The boat approaches another floating village, alerting the locals of its arrival with three short beeps of the horn. It seems almost pointless for one to pay for a separate tour given the regularity that our transit boat has passed through them. My fellow international passengers rouse from their slumbers, camera shutters alighting with renewed frenzy to capture this charming Khmer town upon the water – a place where real estate is your hut and boat. A motorized dinghy with two young Buddhist monks – their bright saffron robes reflecting off the water in sharp contrast to their vegetation background – is an instant crowd favorite, and I swear I feel the boat shift slightly as the lens zoom toward their direction.
We’re docking for lunch! At last! My Trader Joe’s rations were quickly depleting – both from me and the blazing sun. After a hasty meal of rice and veggies, we shuffle back onto the boat and immediately I sense something is amiss. The small leather briefcase that my pseudo Cambodian grandpa had stored under our bench is gone. I’m floored. WHERE IS HE? HOW COULD HE LEAVE WITHOUT SAVING GOODBYE! I finally locate his hat in the back of the boat, smoking with one of the crew members – a smile bigger than any I had coaxed out of him after 4 hours of bony shoulder-to-shoulder comradery.
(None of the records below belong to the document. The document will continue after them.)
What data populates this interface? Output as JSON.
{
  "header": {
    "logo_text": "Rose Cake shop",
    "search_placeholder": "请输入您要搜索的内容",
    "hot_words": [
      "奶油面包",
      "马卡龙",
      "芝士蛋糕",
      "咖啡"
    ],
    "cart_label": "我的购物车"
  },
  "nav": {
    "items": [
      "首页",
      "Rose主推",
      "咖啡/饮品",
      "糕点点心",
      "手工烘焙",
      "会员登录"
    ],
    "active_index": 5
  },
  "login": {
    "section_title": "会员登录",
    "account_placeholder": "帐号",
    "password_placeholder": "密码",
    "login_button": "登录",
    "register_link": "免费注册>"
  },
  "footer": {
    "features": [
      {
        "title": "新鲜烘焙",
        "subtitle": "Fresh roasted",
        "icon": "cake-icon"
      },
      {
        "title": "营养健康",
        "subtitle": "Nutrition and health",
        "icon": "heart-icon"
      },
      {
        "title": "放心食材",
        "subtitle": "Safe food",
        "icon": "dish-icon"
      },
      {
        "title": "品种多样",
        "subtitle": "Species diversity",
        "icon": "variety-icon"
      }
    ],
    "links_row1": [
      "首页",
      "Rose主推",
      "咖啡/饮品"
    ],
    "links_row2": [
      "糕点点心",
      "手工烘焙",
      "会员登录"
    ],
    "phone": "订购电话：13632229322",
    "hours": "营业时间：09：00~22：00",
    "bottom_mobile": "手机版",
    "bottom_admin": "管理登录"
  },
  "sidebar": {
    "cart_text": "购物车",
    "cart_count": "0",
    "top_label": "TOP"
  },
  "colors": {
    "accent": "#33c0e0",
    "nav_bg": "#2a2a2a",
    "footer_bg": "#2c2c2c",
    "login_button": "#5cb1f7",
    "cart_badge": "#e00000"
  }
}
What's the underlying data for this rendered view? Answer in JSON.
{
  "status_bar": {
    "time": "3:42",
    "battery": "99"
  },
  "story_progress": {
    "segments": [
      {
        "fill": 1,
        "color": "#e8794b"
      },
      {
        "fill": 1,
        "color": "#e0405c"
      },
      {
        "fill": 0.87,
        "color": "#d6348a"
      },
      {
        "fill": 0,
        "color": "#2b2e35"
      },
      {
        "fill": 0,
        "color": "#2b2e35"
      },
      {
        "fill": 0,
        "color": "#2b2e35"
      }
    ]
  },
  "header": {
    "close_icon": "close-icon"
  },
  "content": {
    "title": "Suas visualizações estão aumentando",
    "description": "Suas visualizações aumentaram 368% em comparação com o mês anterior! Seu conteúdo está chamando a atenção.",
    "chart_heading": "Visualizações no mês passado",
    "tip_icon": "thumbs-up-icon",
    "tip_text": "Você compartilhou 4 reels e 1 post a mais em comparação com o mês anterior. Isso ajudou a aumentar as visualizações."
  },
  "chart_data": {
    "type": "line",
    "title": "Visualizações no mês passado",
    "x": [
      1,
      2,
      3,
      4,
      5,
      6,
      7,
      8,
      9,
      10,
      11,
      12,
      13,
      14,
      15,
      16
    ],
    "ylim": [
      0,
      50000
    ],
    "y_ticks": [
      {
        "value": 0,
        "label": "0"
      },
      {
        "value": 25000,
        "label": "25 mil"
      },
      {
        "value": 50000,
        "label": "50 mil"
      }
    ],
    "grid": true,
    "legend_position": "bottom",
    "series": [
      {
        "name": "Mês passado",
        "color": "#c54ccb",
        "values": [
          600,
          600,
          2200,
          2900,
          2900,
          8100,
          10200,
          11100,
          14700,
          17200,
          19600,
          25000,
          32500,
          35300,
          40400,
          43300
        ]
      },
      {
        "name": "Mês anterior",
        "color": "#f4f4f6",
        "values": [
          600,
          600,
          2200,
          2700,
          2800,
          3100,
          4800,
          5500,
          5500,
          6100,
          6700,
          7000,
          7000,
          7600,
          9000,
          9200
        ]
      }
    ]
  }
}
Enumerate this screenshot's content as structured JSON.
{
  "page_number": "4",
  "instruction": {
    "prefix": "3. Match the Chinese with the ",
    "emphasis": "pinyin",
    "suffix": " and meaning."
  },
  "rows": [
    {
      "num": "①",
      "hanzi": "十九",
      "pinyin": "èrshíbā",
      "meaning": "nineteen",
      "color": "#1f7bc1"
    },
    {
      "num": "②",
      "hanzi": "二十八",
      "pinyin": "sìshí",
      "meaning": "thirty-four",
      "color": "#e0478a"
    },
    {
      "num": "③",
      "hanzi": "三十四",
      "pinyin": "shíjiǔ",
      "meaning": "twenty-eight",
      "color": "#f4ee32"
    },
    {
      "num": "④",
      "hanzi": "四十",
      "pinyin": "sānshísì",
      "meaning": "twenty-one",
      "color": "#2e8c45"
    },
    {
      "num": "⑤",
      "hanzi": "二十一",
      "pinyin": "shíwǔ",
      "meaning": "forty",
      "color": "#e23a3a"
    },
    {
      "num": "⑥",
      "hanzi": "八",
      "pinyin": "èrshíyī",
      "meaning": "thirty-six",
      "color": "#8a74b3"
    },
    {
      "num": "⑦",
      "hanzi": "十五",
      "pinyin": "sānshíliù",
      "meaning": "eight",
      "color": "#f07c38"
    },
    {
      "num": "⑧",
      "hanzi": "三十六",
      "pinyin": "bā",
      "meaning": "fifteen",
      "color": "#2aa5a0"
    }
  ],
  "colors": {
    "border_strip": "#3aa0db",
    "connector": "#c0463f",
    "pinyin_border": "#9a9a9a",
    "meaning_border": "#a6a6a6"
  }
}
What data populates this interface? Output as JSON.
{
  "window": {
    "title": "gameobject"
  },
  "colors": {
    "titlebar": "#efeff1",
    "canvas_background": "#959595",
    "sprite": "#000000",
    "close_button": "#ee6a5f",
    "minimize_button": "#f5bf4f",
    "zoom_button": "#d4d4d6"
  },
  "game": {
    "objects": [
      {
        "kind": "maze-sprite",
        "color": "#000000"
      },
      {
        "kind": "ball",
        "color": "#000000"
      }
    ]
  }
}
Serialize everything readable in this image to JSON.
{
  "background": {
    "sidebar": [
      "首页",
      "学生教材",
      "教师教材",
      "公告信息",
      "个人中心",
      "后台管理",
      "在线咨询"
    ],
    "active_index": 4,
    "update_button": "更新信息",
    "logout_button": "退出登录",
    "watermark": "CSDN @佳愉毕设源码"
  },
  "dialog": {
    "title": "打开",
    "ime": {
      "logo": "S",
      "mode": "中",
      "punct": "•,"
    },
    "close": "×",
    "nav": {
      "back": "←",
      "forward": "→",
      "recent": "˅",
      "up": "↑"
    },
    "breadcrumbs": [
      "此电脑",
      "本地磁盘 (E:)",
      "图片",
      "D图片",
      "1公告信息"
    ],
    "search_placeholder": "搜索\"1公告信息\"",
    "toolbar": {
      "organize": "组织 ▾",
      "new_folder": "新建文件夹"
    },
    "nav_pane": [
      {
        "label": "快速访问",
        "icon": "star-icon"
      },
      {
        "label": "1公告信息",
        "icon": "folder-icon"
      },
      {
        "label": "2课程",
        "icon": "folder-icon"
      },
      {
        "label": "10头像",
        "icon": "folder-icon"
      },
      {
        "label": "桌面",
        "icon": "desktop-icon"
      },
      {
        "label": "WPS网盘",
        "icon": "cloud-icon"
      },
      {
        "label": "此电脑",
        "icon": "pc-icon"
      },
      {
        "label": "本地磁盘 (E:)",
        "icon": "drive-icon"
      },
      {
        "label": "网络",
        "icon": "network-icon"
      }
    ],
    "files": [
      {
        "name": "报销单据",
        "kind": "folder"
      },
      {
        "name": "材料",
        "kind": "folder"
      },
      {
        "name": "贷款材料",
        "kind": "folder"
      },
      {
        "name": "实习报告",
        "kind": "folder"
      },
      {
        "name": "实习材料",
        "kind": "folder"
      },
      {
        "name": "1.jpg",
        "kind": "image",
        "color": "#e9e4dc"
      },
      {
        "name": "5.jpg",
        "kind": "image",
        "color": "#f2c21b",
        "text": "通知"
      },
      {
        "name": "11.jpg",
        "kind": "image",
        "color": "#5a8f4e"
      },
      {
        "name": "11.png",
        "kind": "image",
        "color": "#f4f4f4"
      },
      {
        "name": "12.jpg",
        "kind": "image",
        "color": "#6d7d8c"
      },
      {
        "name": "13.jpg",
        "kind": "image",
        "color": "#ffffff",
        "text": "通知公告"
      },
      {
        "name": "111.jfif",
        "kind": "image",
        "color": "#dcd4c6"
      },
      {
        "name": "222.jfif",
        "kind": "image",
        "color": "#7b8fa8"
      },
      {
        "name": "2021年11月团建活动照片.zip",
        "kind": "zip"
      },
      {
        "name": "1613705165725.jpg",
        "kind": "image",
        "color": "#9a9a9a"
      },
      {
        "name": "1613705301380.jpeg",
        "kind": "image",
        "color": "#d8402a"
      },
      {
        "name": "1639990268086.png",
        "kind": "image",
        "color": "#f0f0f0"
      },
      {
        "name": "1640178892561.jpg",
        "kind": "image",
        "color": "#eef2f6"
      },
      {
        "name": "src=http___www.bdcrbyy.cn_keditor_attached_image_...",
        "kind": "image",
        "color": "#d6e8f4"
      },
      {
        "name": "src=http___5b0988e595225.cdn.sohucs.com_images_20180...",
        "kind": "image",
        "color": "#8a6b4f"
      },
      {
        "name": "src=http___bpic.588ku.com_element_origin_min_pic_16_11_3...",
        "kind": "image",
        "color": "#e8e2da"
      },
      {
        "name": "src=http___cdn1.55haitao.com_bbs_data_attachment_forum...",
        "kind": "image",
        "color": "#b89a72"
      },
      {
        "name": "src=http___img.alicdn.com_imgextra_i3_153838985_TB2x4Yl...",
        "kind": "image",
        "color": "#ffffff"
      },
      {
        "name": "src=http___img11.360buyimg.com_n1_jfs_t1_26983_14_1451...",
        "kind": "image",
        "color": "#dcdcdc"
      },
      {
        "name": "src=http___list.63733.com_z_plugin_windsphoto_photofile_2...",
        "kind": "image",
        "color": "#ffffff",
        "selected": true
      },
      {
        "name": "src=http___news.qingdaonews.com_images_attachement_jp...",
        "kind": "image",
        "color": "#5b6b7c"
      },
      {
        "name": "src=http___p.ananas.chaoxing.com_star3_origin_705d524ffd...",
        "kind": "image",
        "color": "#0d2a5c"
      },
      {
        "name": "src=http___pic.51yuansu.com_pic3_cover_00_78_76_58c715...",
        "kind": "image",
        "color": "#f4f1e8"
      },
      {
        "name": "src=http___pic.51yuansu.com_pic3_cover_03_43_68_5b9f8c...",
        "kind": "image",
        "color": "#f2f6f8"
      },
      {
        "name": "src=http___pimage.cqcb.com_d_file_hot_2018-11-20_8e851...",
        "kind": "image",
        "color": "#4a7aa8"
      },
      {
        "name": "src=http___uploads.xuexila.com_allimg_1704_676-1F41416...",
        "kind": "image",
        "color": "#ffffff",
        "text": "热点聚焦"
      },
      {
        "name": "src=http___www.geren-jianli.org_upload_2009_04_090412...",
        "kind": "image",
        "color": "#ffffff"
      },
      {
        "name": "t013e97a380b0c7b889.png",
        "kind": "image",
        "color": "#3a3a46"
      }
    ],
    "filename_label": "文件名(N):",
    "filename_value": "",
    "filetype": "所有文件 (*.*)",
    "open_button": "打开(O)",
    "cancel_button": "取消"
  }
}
If anything that boat ride showed me what rural Cambodia is like – the floating villages, the poverty, the pollution. At times, the river was so low that the motor was raised and a stick was used to guide us around shallow corners. I love that the locals we picked up along the way never paid for passage. Maybe there’s a barter system I was privy to, but the good will of the Khmer people is so palpable. They’ve been through so much.
Small homes begin to appear around each turn of the Mekong – house on land. As we draw nearer to Battambang, the occasional stop is made for one of the local passengers, front door service at its finest. I watchful to make sure my guy doesn’t try to slip away again. But at last, we reach our destination with him chatting animatedly in the stern. As tuk tuk drivers begin to swarm the bow of the boat, eager to find their next dollar (yes – the USD reigns supreme here), I lock eyes with him and he gives me a small bow and large smile. That instant is frozen in my memory.